Mauna Loa erupts after longest quiet period in recorded history

Mauna Loa volcano began erupting in Moku‘āweoweo Caldera on November 27, 2022, at approximately 11:30 p.m. This is the first time Mauna Loa has erupted in 38 years. By 6:30 a.m. on November 28, the eruption had migrated to the upper Northeast Rift Zone. There is a visible gas plume from the erupting fissure fountains and lava flows. Mauna Loa continues to erupt and lava has moved from the summit to the Northeast Rift Zone where, according to the USGS website, it is flowing from one fissure, as of 1:30 p.m. on November 28.

Officials said the flow is not threatening any communities. No property is at risk currently. Residents with questions about emergency response and resources that may be available to assist those at risk should consult the Hawai’i County Civil Defense.

Mauna Loa also erupted from the northeast in 1984.That time, lava headed toward Hilo but stopped a few miles short of the city. Historically, each Mauna Loa eruption has lasted a few weeks. Ken Hon, scientist-in-charge at the Hawaiian Volcano Observatory, expects the current eruption to follow this pattern.

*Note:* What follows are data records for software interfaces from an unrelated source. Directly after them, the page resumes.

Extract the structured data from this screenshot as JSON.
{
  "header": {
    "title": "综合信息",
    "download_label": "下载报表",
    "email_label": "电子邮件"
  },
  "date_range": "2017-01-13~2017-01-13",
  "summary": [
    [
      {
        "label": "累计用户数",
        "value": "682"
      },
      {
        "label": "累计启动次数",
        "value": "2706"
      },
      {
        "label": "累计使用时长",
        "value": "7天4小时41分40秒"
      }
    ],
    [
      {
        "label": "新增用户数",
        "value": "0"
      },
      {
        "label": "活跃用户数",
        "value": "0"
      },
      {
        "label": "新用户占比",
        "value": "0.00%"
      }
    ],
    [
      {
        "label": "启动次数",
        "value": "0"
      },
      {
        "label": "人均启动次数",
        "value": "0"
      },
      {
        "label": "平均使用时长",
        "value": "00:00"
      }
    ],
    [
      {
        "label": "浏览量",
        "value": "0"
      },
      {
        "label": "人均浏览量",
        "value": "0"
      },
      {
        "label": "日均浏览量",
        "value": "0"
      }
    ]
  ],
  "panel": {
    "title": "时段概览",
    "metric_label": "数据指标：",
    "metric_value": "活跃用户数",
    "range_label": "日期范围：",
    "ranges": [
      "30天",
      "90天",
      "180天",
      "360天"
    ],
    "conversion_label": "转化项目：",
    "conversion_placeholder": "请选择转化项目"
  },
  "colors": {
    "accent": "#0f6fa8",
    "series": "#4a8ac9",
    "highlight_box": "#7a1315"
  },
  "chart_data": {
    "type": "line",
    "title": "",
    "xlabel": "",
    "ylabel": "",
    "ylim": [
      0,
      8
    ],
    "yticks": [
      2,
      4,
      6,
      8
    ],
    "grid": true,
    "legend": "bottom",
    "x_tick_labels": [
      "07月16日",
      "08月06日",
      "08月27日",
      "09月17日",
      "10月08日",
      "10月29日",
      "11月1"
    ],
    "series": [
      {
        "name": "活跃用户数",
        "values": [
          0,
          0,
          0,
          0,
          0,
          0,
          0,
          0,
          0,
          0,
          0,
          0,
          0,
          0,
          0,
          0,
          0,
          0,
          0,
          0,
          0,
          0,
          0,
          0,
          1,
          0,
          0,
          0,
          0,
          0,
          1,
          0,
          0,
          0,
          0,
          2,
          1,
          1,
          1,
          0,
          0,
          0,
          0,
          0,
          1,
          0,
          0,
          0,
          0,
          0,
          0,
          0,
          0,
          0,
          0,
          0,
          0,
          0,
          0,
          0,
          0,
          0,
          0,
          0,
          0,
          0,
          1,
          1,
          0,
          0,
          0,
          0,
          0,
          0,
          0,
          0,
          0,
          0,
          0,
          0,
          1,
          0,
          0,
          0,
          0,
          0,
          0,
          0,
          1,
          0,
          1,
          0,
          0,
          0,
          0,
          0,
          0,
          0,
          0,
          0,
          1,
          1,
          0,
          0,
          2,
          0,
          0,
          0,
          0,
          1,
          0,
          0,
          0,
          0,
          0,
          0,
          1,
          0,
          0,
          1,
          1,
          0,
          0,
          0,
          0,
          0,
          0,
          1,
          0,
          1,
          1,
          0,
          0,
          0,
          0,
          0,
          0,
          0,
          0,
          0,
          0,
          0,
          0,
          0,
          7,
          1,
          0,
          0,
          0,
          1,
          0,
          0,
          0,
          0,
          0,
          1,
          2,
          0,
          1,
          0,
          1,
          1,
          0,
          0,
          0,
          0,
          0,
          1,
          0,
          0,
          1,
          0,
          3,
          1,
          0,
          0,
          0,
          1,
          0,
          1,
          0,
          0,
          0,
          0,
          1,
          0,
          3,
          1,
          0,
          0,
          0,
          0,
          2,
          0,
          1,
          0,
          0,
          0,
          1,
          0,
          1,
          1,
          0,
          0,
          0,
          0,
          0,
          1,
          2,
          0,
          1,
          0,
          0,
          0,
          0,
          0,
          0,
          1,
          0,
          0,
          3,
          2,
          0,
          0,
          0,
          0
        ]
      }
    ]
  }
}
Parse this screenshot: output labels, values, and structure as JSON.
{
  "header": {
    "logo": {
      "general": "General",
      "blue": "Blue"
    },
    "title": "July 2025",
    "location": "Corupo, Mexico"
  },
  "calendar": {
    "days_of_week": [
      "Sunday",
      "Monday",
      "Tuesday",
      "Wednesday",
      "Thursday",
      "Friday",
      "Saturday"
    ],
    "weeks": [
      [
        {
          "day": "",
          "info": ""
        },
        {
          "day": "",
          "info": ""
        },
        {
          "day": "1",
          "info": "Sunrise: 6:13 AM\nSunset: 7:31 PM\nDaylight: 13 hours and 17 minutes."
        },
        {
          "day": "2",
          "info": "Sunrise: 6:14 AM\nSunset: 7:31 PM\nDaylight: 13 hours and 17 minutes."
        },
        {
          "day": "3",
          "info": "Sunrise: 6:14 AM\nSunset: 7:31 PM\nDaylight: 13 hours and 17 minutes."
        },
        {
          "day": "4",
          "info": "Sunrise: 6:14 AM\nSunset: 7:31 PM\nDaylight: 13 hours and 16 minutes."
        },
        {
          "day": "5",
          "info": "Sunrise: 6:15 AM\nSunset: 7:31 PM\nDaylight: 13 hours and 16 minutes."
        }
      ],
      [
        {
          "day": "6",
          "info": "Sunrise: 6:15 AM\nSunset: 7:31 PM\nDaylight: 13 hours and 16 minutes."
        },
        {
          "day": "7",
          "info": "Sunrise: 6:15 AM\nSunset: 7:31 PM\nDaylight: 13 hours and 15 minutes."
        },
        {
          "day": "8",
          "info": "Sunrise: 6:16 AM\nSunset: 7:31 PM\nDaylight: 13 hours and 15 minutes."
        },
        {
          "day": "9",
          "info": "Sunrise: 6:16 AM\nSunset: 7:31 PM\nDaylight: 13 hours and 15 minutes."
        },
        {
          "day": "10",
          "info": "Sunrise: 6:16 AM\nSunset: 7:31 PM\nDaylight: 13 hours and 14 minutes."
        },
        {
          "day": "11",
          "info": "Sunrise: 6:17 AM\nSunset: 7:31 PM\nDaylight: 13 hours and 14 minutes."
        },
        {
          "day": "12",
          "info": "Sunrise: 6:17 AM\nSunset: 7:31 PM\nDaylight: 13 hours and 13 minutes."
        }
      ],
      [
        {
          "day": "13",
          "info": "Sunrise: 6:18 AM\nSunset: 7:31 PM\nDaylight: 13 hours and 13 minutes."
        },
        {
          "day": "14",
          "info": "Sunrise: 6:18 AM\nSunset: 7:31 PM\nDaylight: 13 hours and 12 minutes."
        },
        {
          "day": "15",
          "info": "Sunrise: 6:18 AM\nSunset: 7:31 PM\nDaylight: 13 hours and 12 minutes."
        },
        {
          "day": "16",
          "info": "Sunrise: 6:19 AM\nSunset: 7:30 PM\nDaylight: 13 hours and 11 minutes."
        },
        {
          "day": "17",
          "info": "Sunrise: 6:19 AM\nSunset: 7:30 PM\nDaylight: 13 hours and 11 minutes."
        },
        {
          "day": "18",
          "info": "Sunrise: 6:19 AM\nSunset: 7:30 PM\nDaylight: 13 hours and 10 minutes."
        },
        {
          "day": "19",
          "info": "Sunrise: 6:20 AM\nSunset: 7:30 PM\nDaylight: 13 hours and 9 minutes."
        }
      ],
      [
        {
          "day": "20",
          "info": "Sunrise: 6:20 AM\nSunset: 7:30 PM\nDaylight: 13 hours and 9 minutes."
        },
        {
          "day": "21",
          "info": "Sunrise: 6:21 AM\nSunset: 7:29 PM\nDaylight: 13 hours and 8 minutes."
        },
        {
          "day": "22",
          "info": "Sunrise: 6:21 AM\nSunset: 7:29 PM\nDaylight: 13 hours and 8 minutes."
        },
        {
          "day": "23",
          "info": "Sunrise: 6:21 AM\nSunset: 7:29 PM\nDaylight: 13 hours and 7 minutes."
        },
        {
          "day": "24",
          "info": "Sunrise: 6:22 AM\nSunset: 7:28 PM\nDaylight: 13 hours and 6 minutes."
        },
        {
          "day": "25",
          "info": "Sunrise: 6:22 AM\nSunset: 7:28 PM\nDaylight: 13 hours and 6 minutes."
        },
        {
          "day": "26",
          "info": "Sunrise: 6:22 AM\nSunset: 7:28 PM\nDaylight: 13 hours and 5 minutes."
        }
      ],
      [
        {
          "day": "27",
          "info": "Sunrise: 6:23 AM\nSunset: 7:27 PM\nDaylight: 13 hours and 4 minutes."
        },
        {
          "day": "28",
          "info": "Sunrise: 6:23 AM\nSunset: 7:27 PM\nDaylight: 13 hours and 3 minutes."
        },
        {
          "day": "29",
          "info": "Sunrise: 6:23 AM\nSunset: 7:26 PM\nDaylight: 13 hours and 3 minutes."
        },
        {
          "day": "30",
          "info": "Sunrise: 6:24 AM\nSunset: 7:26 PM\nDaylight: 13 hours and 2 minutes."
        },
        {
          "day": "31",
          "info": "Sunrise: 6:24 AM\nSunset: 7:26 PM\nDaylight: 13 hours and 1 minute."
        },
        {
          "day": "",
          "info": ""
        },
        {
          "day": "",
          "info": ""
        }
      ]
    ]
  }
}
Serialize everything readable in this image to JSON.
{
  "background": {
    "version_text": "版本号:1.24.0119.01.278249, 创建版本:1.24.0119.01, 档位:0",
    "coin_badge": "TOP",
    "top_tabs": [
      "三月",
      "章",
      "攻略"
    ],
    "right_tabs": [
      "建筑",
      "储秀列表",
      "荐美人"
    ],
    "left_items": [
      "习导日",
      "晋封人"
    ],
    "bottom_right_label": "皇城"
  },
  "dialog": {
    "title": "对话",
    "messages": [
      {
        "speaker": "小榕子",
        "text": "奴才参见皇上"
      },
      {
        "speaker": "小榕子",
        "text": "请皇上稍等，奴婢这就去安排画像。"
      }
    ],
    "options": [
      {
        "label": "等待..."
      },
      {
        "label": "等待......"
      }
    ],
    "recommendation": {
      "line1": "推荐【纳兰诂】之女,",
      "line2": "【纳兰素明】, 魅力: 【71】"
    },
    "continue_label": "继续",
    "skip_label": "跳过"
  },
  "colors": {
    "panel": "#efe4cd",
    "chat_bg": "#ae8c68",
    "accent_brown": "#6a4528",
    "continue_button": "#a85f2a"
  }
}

See more on Hawaii News Now, Associated Press, PBS News Hour and check with USGS for Mauna Loa volcano updates.